* [TASK OBJECTIVE]
Select and copy out every line in the records containing "into".

* [Source records]
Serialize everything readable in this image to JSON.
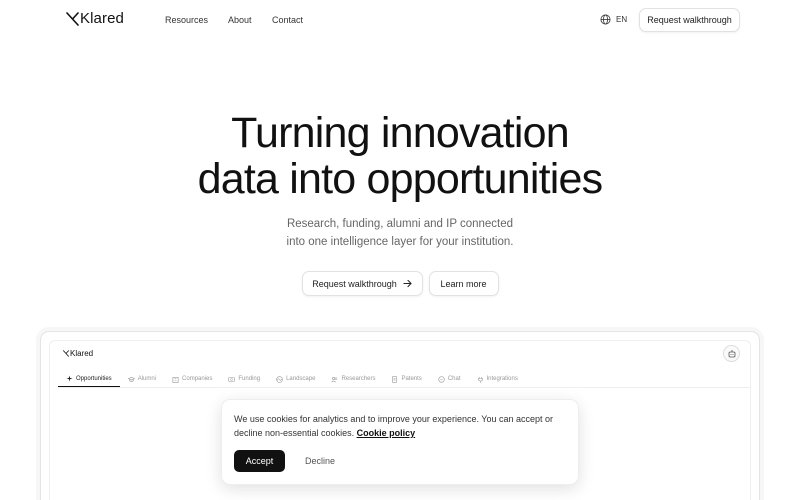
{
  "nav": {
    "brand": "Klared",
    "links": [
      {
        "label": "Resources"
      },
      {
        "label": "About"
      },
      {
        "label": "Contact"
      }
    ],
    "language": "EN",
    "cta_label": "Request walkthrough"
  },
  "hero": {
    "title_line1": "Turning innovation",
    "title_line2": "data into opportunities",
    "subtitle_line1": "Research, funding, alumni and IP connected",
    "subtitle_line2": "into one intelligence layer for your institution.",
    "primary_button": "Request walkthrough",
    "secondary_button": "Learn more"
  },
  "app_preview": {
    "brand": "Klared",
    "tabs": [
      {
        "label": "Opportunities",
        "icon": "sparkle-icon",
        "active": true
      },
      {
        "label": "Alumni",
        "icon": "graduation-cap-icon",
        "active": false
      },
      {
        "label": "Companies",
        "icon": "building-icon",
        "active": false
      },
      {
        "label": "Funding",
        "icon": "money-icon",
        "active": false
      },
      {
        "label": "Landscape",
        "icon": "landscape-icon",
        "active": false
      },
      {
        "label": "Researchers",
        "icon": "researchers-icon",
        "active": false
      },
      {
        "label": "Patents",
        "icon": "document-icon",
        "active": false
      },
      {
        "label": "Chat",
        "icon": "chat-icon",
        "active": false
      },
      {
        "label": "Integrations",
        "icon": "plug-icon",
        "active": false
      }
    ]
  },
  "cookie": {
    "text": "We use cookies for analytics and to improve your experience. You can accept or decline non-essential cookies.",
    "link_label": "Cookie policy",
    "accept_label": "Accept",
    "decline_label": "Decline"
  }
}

* [YOUR RESPONSE]
    "title_line2": "data into opportunities",
    "subtitle_line2": "into one intelligence layer for your institution.",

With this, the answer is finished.